Harmattan Poetry Contest winner Aisha Nelson answered a few questions on writing for Akwantuo’s occasional Q&A series. If you’re a writer interested in taking part in the series, get in touch through Facebook or email akwantuo @ gmail.com.
Q: When did you begin writing poetry?
I may never be able to tell exactly when I started writing, but I do remember that I started collecting bits and pieces of what will be the beginning of my writing – not just poetry – while still in Junior High School.
It began with a slam book-of-sorts which I meant to give to my friends when they came visiting – not that I am that much of a people-person. It contained randoms like quotes, sketches, anecdotes, and thoughts, most of which insisted on emerging as poems. I found myself hooked, and my writings continued to grow long after the book was filled up.
Q: What motivated you?
In time, I found that writing is at once the means and the outlet of the meanings and re-creations of my beliefs, thoughts, observations, experiences and environment. Sometimes, many times, it is one of very few things that keep me sane and breathing.
Q: What themes do you write about and why?
Even when I mean to write a piece born out of the specific or personal, I find that I am drawn to themes that are universal – of the human condition and potential; of this and other worlds; of whatever goes in the name of life, of making meaning of it, living it and that ‘It happens!’. This thing called life.

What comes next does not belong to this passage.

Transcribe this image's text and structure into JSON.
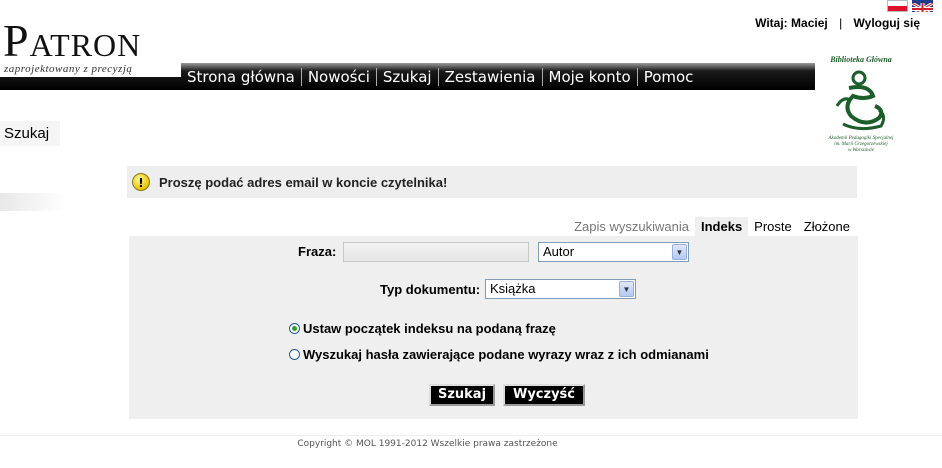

Its scope. Vicissitudes. More. That it is both a teacher and the lesson to anyone who would learn from it. I like to get lost exploring it. I like to be a student of life, including in my writing.
Q: Do you write in other genres? If so, which ones?
I’ve written a number of plays, most of which I also directed and two of which I had to adapt. I’ve written more prose – of varying genres and lengths. Many of them are short stories and memoirs. Poetry comes to me much more often.
Q: What do you think needs to be done to encourage young writers in Ghana?
Many of the things that young writers in Ghana need are institutional and industrial structures that not only nurture, but promote and support the craft. I’m happy, however, that many of these writers are making things happen, taking initiatives to help themselves – whatever that means – and are also pushing the boundaries of writing in and from Ghana, now and for years to come. When and if they come, the structures and support will never hurt but in the meanwhile, these writers are doing much more than just ‘encouraging’ their own selves.
Q: You were the only woman who entered the contest. Do you think women are discouraged from writing in any way?
Not that I know of. This could be sheer coincidence. Or it can as well be that a good number of writers who are women are inclined to writing in other mediums and or genres.